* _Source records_

****************************************

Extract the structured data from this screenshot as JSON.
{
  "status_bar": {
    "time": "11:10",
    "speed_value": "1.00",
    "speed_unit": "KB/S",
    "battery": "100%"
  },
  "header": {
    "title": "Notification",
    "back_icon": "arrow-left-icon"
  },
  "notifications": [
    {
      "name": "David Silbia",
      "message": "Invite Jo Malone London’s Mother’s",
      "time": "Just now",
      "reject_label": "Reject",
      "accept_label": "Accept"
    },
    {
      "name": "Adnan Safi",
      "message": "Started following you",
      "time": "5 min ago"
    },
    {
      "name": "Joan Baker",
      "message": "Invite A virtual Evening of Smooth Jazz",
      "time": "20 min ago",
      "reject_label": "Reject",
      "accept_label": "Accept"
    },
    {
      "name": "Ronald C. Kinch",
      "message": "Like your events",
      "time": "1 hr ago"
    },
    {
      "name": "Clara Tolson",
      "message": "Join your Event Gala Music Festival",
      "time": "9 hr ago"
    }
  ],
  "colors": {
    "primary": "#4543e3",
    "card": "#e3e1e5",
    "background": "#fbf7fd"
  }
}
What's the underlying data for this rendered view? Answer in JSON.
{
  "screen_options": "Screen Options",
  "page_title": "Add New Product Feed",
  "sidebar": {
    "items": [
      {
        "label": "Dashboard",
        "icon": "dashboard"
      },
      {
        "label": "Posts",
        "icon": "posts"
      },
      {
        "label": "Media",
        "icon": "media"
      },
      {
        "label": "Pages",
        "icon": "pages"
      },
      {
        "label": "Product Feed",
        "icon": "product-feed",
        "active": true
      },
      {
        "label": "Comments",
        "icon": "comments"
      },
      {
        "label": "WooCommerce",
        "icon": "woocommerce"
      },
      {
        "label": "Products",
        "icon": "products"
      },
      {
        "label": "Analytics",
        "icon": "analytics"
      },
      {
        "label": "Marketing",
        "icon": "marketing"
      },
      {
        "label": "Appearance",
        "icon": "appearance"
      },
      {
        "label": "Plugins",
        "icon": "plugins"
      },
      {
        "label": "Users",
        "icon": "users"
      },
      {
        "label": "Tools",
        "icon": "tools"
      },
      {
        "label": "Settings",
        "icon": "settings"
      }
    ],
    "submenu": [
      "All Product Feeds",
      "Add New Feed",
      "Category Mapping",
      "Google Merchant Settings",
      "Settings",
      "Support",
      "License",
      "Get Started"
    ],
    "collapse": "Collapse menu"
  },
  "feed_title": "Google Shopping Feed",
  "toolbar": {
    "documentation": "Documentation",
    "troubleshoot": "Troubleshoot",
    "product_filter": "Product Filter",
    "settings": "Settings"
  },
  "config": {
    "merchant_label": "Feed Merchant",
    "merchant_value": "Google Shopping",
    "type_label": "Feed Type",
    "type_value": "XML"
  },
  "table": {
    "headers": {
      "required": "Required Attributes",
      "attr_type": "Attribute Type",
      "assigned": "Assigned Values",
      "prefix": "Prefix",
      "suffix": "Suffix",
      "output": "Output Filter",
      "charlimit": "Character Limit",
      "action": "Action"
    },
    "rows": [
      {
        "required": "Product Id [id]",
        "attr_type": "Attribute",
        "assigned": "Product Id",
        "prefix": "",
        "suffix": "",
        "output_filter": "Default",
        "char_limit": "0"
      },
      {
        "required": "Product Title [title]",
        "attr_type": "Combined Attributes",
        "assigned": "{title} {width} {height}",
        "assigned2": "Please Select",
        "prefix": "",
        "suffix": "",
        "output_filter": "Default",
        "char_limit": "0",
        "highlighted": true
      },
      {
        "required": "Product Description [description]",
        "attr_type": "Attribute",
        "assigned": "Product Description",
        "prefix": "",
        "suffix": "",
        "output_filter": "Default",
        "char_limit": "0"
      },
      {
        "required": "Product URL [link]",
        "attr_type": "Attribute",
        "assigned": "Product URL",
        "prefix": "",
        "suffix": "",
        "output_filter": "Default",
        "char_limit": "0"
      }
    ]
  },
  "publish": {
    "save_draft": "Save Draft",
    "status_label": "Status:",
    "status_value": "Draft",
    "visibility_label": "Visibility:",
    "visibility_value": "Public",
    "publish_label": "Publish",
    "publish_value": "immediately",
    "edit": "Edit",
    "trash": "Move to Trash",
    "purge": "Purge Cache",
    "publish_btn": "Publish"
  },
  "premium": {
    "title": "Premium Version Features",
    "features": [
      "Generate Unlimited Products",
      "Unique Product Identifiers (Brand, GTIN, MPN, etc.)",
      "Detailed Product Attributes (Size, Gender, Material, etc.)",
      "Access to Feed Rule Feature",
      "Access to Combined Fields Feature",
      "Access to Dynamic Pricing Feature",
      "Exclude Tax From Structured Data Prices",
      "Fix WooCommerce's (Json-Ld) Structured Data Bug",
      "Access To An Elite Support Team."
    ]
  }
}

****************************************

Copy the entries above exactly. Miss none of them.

* _YOUR SOLUTION_
Extract the structured data from this screenshot as JSON.
{
  "status_bar": {
    "time": "11:10",
    "speed_value": "1.00",
    "speed_unit": "KB/S",
    "battery": "100%"
  },
  "header": {
    "title": "Notification",
    "back_icon": "arrow-left-icon"
  },
  "notifications": [
    {
      "name": "David Silbia",
      "message": "Invite Jo Malone London’s Mother’s",
      "time": "Just now",
      "reject_label": "Reject",
      "accept_label": "Accept"
    },
    {
      "name": "Adnan Safi",
      "message": "Started following you",
      "time": "5 min ago"
    },
    {
      "name": "Joan Baker",
      "message": "Invite A virtual Evening of Smooth Jazz",
      "time": "20 min ago",
      "reject_label": "Reject",
      "accept_label": "Accept"
    },
    {
      "name": "Ronald C. Kinch",
      "message": "Like your events",
      "time": "1 hr ago"
    },
    {
      "name": "Clara Tolson",
      "message": "Join your Event Gala Music Festival",
      "time": "9 hr ago"
    }
  ],
  "colors": {
    "primary": "#4543e3",
    "card": "#e3e1e5",
    "background": "#fbf7fd"
  }
}
What's the underlying data for this rendered view? Answer in JSON.
{
  "screen_options": "Screen Options",
  "page_title": "Add New Product Feed",
  "sidebar": {
    "items": [
      {
        "label": "Dashboard",
        "icon": "dashboard"
      },
      {
        "label": "Posts",
        "icon": "posts"
      },
      {
        "label": "Media",
        "icon": "media"
      },
      {
        "label": "Pages",
        "icon": "pages"
      },
      {
        "label": "Product Feed",
        "icon": "product-feed",
        "active": true
      },
      {
        "label": "Comments",
        "icon": "comments"
      },
      {
        "label": "WooCommerce",
        "icon": "woocommerce"
      },
      {
        "label": "Products",
        "icon": "products"
      },
      {
        "label": "Analytics",
        "icon": "analytics"
      },
      {
        "label": "Marketing",
        "icon": "marketing"
      },
      {
        "label": "Appearance",
        "icon": "appearance"
      },
      {
        "label": "Plugins",
        "icon": "plugins"
      },
      {
        "label": "Users",
        "icon": "users"
      },
      {
        "label": "Tools",
        "icon": "tools"
      },
      {
        "label": "Settings",
        "icon": "settings"
      }
    ],
    "submenu": [
      "All Product Feeds",
      "Add New Feed",
      "Category Mapping",
      "Google Merchant Settings",
      "Settings",
      "Support",
      "License",
      "Get Started"
    ],
    "collapse": "Collapse menu"
  },
  "feed_title": "Google Shopping Feed",
  "toolbar": {
    "documentation": "Documentation",
    "troubleshoot": "Troubleshoot",
    "product_filter": "Product Filter",
    "settings": "Settings"
  },
  "config": {
    "merchant_label": "Feed Merchant",
    "merchant_value": "Google Shopping",
    "type_label": "Feed Type",
    "type_value": "XML"
  },
  "table": {
    "headers": {
      "required": "Required Attributes",
      "attr_type": "Attribute Type",
      "assigned": "Assigned Values",
      "prefix": "Prefix",
      "suffix": "Suffix",
      "output": "Output Filter",
      "charlimit": "Character Limit",
      "action": "Action"
    },
    "rows": [
      {
        "required": "Product Id [id]",
        "attr_type": "Attribute",
        "assigned": "Product Id",
        "prefix": "",
        "suffix": "",
        "output_filter": "Default",
        "char_limit": "0"
      },
      {
        "required": "Product Title [title]",
        "attr_type": "Combined Attributes",
        "assigned": "{title} {width} {height}",
        "assigned2": "Please Select",
        "prefix": "",
        "suffix": "",
        "output_filter": "Default",
        "char_limit": "0",
        "highlighted": true
      },
      {
        "required": "Product Description [description]",
        "attr_type": "Attribute",
        "assigned": "Product Description",
        "prefix": "",
        "suffix": "",
        "output_filter": "Default",
        "char_limit": "0"
      },
      {
        "required": "Product URL [link]",
        "attr_type": "Attribute",
        "assigned": "Product URL",
        "prefix": "",
        "suffix": "",
        "output_filter": "Default",
        "char_limit": "0"
      }
    ]
  },
  "publish": {
    "save_draft": "Save Draft",
    "status_label": "Status:",
    "status_value": "Draft",
    "visibility_label": "Visibility:",
    "visibility_value": "Public",
    "publish_label": "Publish",
    "publish_value": "immediately",
    "edit": "Edit",
    "trash": "Move to Trash",
    "purge": "Purge Cache",
    "publish_btn": "Publish"
  },
  "premium": {
    "title": "Premium Version Features",
    "features": [
      "Generate Unlimited Products",
      "Unique Product Identifiers (Brand, GTIN, MPN, etc.)",
      "Detailed Product Attributes (Size, Gender, Material, etc.)",
      "Access to Feed Rule Feature",
      "Access to Combined Fields Feature",
      "Access to Dynamic Pricing Feature",
      "Exclude Tax From Structured Data Prices",
      "Fix WooCommerce's (Json-Ld) Structured Data Bug",
      "Access To An Elite Support Team."
    ]
  }
}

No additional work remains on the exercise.